(1) University of Manchester, Manchester, United Kingdom
(2) North Africa Research Group, United Kingdom
(3) BG Group, Reading, United Kingdom
(4) Rashpetco, BG Group Plc, Cairo, Egypt
(5) BG Egypt,

ABSTRACT: Slope Channel Evolution: Near-Surface Depositional Processes Inferred from 3D Seismic Data, Offshore Nile Delta, Egypt

The West Delta Deep Marine (WDDM) Concession lies 50-100 km offshore of the present day Nile Delta. The water depth ranges between circa 200 and 2000 metres. The area contains the entire spectrum of stratigraphic elements of a siliciclastic submarine depositional system, and is renowned for an exceptionally well developed Pliocene slope channel system. High-resolution 3D seismic data has been used to reconstruct surface and near-surface depositional processes.
The most common features of the WDDM Concession seafloor are mass transport complexes (MTC's), channels, small diapirs, gas chimneys and sediment waves. MTC's cover large portions of the study area and mainly consist of debris flows; slides and slumps are also common. They appear to be sensitive to previous topography and tend to smooth the relief created by older sediments (for instance lows created by differential compaction).
Slope channels, although not common on the present day seafloor of the WDDM Concession, are extremely abundant in the subsurface. They show a variety of external geometries, fills, and evolutionary trends. Size varies greatly, from small channels presumably representing single sequence channels to large channels that may have been exploited over multiple 4th order sequences on the upper slope. Re-incision is extremely common and results in only partial preservation of "original" channels.
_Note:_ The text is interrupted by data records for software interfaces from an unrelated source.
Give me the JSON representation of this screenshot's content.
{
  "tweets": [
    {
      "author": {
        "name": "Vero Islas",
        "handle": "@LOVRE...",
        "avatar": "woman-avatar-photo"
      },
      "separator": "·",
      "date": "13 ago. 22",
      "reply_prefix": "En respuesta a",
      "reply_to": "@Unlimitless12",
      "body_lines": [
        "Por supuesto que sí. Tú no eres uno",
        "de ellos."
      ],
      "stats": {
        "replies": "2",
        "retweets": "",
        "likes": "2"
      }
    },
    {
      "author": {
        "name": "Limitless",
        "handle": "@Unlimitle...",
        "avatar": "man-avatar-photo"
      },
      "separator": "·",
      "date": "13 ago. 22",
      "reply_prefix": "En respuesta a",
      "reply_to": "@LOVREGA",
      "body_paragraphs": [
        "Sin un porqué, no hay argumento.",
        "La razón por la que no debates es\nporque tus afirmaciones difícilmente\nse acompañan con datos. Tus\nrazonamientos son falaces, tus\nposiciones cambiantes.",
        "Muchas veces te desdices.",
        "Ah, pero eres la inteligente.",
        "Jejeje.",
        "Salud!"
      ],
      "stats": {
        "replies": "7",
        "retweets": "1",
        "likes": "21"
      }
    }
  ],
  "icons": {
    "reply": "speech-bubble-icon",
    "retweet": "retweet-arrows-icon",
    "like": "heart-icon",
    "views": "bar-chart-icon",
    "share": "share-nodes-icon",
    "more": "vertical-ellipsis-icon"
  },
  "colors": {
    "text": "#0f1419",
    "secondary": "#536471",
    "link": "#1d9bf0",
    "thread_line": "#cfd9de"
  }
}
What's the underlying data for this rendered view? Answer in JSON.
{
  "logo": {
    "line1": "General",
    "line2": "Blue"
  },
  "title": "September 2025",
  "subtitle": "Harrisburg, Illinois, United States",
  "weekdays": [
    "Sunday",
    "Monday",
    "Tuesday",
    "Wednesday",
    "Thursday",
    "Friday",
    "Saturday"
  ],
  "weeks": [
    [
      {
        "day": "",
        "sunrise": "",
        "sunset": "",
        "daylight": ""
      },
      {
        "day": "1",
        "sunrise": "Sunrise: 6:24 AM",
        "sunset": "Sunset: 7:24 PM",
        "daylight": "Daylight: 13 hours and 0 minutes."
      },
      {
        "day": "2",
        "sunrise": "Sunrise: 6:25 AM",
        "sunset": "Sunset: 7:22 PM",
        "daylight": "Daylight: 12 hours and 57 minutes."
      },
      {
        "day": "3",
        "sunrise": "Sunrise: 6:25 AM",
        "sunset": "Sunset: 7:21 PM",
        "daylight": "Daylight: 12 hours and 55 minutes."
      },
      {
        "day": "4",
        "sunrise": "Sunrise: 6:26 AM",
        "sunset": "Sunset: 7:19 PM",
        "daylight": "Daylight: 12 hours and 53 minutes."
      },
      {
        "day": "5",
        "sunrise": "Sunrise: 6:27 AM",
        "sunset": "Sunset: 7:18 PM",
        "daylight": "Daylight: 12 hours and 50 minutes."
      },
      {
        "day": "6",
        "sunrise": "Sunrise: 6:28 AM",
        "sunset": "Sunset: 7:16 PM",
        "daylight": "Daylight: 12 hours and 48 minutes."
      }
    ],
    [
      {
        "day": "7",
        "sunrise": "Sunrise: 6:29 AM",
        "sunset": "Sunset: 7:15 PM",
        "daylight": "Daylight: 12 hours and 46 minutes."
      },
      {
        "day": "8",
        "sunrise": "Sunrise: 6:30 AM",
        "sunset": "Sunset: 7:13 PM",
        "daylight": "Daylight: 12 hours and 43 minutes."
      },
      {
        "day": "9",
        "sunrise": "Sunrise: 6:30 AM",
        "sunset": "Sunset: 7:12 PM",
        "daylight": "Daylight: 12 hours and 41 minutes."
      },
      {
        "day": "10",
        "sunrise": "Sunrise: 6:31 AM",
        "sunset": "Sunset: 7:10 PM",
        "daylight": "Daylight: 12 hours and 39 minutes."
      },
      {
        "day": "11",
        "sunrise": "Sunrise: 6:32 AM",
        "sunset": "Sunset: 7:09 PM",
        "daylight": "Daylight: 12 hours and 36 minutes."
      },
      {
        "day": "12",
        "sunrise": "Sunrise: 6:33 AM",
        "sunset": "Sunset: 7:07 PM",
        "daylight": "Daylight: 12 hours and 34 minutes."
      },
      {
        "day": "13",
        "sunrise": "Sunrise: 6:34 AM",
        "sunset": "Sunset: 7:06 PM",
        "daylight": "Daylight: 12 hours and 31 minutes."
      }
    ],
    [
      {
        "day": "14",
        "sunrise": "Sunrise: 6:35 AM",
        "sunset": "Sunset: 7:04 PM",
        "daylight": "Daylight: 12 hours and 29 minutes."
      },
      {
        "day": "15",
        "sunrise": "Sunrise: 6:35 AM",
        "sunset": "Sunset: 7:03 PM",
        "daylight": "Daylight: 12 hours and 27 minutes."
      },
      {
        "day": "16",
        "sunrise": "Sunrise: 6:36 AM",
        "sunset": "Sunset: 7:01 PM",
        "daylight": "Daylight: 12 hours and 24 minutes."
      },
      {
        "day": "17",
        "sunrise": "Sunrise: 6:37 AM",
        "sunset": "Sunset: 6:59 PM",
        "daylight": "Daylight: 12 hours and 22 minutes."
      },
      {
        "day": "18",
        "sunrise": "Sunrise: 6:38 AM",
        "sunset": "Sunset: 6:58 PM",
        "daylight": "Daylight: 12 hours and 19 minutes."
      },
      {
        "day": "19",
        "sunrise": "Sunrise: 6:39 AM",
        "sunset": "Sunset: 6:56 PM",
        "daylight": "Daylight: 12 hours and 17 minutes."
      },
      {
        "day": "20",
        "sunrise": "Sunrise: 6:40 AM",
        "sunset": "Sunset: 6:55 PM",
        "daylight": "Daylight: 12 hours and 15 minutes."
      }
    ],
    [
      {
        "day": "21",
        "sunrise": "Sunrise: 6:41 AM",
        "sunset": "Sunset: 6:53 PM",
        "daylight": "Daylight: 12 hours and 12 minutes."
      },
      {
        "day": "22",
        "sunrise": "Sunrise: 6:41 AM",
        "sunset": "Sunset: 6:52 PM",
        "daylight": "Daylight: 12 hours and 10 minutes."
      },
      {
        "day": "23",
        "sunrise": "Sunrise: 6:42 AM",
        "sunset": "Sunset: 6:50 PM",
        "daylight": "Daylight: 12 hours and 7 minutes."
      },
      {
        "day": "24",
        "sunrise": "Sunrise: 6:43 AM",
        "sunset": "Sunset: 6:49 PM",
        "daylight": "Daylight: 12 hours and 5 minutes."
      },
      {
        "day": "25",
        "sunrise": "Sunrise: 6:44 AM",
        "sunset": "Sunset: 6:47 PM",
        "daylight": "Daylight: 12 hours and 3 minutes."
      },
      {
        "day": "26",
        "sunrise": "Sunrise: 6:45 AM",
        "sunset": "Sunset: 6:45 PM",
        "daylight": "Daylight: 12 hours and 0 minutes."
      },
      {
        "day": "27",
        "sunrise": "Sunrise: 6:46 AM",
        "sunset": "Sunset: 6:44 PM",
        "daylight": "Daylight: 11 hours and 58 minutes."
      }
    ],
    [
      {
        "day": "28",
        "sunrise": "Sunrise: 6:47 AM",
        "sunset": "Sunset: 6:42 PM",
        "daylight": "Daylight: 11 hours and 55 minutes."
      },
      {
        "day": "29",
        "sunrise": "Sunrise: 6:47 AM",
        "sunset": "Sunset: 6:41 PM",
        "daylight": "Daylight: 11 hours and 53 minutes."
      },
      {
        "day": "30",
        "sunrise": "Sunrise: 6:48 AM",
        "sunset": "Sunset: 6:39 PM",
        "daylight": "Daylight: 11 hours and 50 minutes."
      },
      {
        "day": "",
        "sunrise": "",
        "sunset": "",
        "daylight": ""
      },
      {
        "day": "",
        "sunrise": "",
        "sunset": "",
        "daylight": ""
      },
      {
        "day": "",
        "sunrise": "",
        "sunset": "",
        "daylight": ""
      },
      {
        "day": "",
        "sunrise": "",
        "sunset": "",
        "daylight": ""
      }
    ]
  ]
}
Changes from relatively straight to sinuous channel paths can be observed at changes in slope gradient.
The high resolution dataset allows identification of the evolutionary trends in internal/external geometry, vertical stacking patterns and key intra-channel architectural elements, providing valuable analogues for older delta/slope systems.


AAPG Search and Discovery Article #90026©2004 AAPG Annual Meeting, Dallas, Texas, April 18-21, 2004.